Website and app data records
-----

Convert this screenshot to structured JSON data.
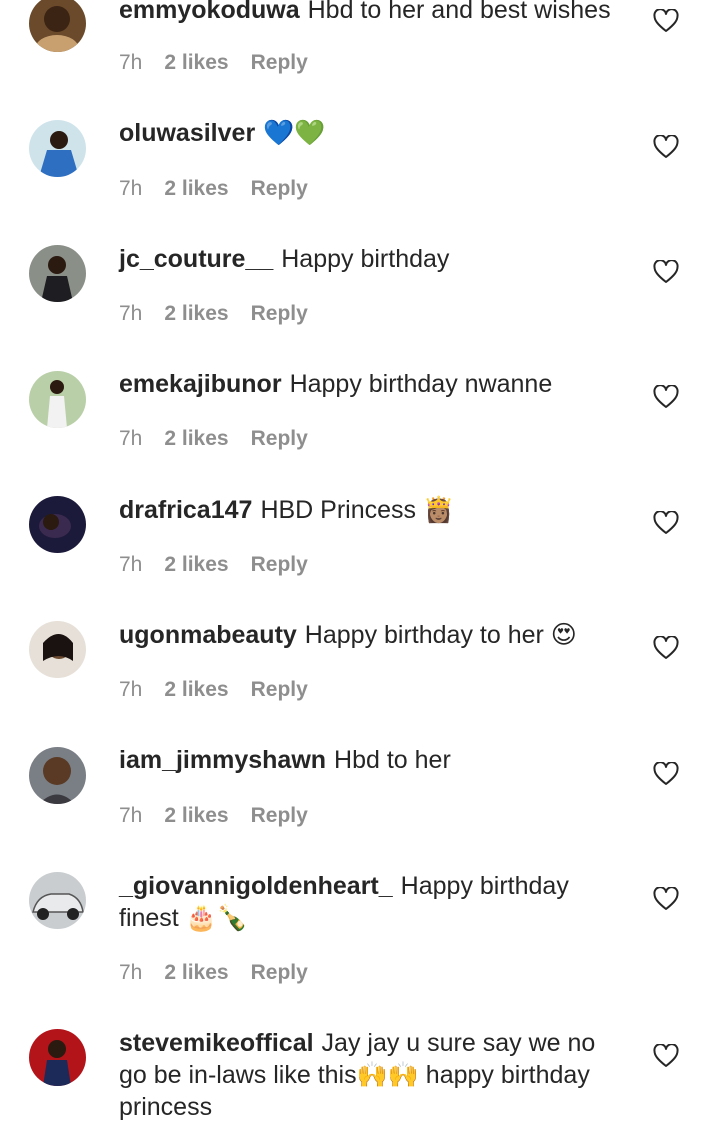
{
  "comments": [
    {
      "username": "emmyokoduwa",
      "text": "Hbd to her and best wishes",
      "time": "7h",
      "likes": "2 likes",
      "reply": "Reply"
    },
    {
      "username": "oluwasilver",
      "text": "💙💚",
      "time": "7h",
      "likes": "2 likes",
      "reply": "Reply"
    },
    {
      "username": "jc_couture__",
      "text": "Happy birthday",
      "time": "7h",
      "likes": "2 likes",
      "reply": "Reply"
    },
    {
      "username": "emekajibunor",
      "text": "Happy birthday nwanne",
      "time": "7h",
      "likes": "2 likes",
      "reply": "Reply"
    },
    {
      "username": "drafrica147",
      "text": "HBD Princess 👸🏽",
      "time": "7h",
      "likes": "2 likes",
      "reply": "Reply"
    },
    {
      "username": "ugonmabeauty",
      "text": "Happy birthday to her 😍",
      "time": "7h",
      "likes": "2 likes",
      "reply": "Reply"
    },
    {
      "username": "iam_jimmyshawn",
      "text": "Hbd to her",
      "time": "7h",
      "likes": "2 likes",
      "reply": "Reply"
    },
    {
      "username": "_giovannigoldenheart_",
      "text": "Happy birthday finest 🎂🍾",
      "time": "7h",
      "likes": "2 likes",
      "reply": "Reply"
    },
    {
      "username": "stevemikeoffical",
      "text": "Jay jay u sure say we no go be in-laws like this🙌🙌 happy birthday princess"
    }
  ],
  "icons": {
    "like": "heart-outline-icon"
  },
  "colors": {
    "text": "#262626",
    "meta": "#8e8e8e",
    "background": "#ffffff"
  }
}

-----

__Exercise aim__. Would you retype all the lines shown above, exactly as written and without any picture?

__Exercise output__.
Convert this screenshot to structured JSON data.
{
  "comments": [
    {
      "username": "emmyokoduwa",
      "text": "Hbd to her and best wishes",
      "time": "7h",
      "likes": "2 likes",
      "reply": "Reply"
    },
    {
      "username": "oluwasilver",
      "text": "💙💚",
      "time": "7h",
      "likes": "2 likes",
      "reply": "Reply"
    },
    {
      "username": "jc_couture__",
      "text": "Happy birthday",
      "time": "7h",
      "likes": "2 likes",
      "reply": "Reply"
    },
    {
      "username": "emekajibunor",
      "text": "Happy birthday nwanne",
      "time": "7h",
      "likes": "2 likes",
      "reply": "Reply"
    },
    {
      "username": "drafrica147",
      "text": "HBD Princess 👸🏽",
      "time": "7h",
      "likes": "2 likes",
      "reply": "Reply"
    },
    {
      "username": "ugonmabeauty",
      "text": "Happy birthday to her 😍",
      "time": "7h",
      "likes": "2 likes",
      "reply": "Reply"
    },
    {
      "username": "iam_jimmyshawn",
      "text": "Hbd to her",
      "time": "7h",
      "likes": "2 likes",
      "reply": "Reply"
    },
    {
      "username": "_giovannigoldenheart_",
      "text": "Happy birthday finest 🎂🍾",
      "time": "7h",
      "likes": "2 likes",
      "reply": "Reply"
    },
    {
      "username": "stevemikeoffical",
      "text": "Jay jay u sure say we no go be in-laws like this🙌🙌 happy birthday princess"
    }
  ],
  "icons": {
    "like": "heart-outline-icon"
  },
  "colors": {
    "text": "#262626",
    "meta": "#8e8e8e",
    "background": "#ffffff"
  }
}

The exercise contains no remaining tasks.